SAN MARCOS, Texas — Hays County Criminal District Attorney Wes Mau this week requested an opinion from Texas Attorney General Ken Paxton regarding a recently enacted San Marcos ordinance decriminalizing low-level marijuana offenses.
Voters passed Proposition A back in November. The ordinance, which became effective on Nov. 17, called for the elimination of enforcement for people found in possession of four ounces or less of marijuana.
"Based on the ordinance’s enactment, the following questions are raised," Mau wrote. "First, is the ordinance preempted by the laws of the State of Texas criminalizing the possession and delivery of marijuana? Second, if the ordinance is void due to preemption, does it expose the city to potential legal action, particularly with respect to potential discipline of San Marcos police officers unwilling to comply with an unlawful ordinance?"
The new ordinance also prohibits San Marcos police officers from using the smell of marijuana as probable cause for a search.
"It is inconsistent with state and federal law for an ordinance to declare that the odor of marijuana may never be used as probable cause for a search or seizure when, as a matter of law, there are certainly times when the odor of marijuana constitutes probable cause under state or federal law," Mau wrote. "The determination of probable cause is to be made on a case-by-case basis by the judicial branch. A legislative act of a city attempting to declare that no probable cause exists when in fact reasonable grounds exist to believe that there has been a violation of a criminal law likely violates constitutional separation of powers."
Mau, a Republican who did not seek re-election in November, will soon be leaving office. Voters have since elected Democrat Kelly Higgins, who has expressed support for the movement to decriminalize marijuana.
In November, Mau released the following statement to KVUE News following the vote:
"The voters in San Marcos did not de-criminalize marijuana. They voted to prohibit enforcement of the State law by San Marcos Police Department officers who have sworn to uphold that same law. The proposition does not purport to apply to other law enforcement agencies, nor does it apply specifically to the Criminal District Attorney.
"While the police often release offenders at the scene for small amounts of marijuana, when they do make an arrest, the officer takes the person into custody and transports them to jail where they await magistration within 24 hours. Typically, such an offender would receive a personal recognizance bond and be released immediately unless additional charges or outstanding warrants prevent it. I have never seen any figures relating to the cost associated with arresting a person and holding them in jail for less than two days that would justify a figure of $27,000 per arrest. That is close to the cost to keep an inmate in prison for a year, and even our outsourced inmates are housed for less than $100 per day. Absent an accounting demonstrating where that figure comes from, I suspect it is overblown by several orders of magnitude."

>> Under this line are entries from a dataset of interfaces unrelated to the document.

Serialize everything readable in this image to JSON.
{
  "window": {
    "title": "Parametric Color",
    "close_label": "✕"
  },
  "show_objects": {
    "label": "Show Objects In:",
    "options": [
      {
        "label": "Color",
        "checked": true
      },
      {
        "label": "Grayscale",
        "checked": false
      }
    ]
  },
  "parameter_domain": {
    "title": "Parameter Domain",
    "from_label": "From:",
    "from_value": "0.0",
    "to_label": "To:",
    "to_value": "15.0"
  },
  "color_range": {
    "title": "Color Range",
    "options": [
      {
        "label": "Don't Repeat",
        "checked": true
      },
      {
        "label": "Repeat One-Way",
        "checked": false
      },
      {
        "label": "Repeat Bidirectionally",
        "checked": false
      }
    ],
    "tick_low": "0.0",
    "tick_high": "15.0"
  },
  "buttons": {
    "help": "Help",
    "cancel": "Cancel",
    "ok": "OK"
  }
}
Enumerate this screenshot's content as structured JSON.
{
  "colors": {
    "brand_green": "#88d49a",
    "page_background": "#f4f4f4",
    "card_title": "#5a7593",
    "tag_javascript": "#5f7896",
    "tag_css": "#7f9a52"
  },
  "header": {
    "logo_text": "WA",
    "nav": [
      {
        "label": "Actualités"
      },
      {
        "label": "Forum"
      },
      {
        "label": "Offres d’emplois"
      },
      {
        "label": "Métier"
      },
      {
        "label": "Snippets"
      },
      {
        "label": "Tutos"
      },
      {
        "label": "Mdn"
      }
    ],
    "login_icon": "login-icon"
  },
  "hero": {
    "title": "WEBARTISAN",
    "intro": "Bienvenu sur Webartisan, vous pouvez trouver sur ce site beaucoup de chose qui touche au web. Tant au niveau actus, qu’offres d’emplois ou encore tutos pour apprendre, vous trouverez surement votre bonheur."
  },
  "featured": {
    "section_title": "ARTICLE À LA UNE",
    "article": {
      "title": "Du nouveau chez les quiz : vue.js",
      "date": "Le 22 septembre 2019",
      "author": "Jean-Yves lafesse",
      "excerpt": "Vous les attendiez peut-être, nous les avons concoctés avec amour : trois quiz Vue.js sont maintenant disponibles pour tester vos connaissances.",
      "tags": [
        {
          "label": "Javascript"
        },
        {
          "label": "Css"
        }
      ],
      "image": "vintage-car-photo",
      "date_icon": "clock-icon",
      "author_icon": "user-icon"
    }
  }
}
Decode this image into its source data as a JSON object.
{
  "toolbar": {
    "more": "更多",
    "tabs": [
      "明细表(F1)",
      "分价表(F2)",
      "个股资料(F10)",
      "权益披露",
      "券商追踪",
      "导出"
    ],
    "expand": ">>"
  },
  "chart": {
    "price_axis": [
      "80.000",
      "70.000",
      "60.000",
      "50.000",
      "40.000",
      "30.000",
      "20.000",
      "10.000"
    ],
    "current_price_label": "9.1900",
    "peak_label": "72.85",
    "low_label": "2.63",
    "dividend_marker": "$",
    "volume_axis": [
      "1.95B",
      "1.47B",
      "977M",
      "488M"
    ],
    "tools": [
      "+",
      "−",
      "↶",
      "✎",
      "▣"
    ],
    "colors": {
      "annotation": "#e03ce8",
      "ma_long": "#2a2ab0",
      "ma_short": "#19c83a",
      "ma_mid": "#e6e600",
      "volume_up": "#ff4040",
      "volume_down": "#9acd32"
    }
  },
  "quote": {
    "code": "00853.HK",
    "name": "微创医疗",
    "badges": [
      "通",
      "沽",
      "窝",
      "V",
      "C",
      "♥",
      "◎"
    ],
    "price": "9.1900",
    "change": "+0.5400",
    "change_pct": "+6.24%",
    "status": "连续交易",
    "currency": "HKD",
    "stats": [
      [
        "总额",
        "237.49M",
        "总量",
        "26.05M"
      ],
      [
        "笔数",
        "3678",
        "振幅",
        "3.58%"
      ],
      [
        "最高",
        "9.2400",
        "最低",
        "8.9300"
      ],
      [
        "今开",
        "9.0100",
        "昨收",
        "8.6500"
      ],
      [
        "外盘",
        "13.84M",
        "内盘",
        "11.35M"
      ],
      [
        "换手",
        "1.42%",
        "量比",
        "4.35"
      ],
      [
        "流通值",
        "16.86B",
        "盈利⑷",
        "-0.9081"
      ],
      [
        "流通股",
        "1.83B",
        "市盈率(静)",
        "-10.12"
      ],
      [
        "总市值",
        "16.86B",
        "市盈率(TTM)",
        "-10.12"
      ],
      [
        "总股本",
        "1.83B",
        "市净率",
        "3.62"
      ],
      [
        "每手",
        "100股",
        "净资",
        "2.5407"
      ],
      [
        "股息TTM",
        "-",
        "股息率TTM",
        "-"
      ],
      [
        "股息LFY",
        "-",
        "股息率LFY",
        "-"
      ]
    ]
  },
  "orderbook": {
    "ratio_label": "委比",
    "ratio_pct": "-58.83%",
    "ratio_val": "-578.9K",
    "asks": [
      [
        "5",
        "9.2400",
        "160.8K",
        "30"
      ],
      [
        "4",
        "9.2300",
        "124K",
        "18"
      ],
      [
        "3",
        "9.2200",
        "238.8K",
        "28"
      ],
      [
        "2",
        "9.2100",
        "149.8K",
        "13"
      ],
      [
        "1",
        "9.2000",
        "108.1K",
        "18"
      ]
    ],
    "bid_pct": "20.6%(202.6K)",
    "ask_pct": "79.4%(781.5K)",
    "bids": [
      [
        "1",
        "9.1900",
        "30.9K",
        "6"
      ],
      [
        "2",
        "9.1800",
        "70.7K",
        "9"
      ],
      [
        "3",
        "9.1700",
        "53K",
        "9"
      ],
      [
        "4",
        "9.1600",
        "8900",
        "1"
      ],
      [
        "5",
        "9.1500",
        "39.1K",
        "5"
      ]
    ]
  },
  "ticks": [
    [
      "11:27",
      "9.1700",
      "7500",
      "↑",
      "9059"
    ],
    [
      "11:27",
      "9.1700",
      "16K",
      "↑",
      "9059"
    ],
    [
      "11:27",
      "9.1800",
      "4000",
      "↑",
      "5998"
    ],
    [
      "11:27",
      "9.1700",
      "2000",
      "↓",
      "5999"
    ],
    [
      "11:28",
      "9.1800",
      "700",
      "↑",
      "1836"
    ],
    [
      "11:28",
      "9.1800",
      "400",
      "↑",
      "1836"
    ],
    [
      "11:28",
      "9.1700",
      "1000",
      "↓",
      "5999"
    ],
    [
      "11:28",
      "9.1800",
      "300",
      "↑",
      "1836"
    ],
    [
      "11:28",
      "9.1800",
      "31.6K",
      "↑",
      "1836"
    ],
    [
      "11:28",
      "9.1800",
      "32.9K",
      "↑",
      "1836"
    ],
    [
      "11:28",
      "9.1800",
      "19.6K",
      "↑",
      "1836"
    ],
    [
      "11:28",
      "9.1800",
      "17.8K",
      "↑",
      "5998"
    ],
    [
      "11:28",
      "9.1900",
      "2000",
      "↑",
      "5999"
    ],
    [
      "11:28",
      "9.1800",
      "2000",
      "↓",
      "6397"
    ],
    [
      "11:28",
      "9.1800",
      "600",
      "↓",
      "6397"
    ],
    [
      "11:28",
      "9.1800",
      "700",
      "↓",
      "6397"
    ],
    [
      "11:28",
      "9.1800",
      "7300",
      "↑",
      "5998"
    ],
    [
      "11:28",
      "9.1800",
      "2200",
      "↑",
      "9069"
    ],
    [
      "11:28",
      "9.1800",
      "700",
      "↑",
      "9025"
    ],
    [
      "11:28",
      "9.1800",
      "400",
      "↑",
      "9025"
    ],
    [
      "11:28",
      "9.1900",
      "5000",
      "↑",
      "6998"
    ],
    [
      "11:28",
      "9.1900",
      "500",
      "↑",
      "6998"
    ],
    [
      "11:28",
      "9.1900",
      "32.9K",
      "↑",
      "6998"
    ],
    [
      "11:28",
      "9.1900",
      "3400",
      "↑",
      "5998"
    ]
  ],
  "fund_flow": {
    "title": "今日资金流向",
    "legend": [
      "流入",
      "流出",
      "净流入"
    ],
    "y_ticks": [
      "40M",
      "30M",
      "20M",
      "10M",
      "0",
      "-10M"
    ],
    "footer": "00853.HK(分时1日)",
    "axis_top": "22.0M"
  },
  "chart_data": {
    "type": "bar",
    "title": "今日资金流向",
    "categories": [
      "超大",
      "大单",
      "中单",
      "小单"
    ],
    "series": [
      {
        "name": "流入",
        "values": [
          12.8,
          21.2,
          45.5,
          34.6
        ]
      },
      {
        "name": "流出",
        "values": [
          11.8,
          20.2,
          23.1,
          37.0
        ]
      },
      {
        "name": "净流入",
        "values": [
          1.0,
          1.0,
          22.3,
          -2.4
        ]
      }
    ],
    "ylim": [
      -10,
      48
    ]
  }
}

In a statement, Mano Amiga, the organization that helped push to get the proposition on the ballot, said:
"We’re counting on the elected officials of San Marcos to respect the will of the voters, who spoke loud and clear in their overwhelming approval of Prop A, as well as in their election of a new district attorney, who has pledged to take this policy county-wide. We will continue monitoring this request for opinion and are prepared to take action and defend our neighbor's voices when an opinion is released."
Ground Game Texas, who also pushed for the proposition, called Mau's actions "disappointing." The group's general counsel said in a release:
"The request for an Attorney General opinion on Prop A is a disappointing action from a lame duck District Attorney hoping to overturn the will of voters. We are monitoring this request closely, and are prepared to take action if the Attorney General intervenes. We expect the elected officials in San Marcos to respect the will of the voters who elected them, and look forward to the people of Hays County being represented by a new District Attorney who will do just that."
The City of San Marcos declined to comment on Mau's request for opinion when reached by KVUE on Friday.
The development in Hays County comes just weeks after the Harker Heights City Council repealed a similar ordinance decriminalizing low-level marijuana possession in the city. Council members repealed the ordinance approved by Harker Heights voters on Nov. 8. Harker Heights City Manager David Mitchell said the ordinance was repealed because such decisions are up to the Texas Legislature.
The City of Killeen is planning to revisit its own marijuana possession ordinance after the city council put a pause on implementing the proposition that passed with around 70% of the vote.
The Austin Police Department ended most arrests and ticketing for personal marijuana possession back in 2020.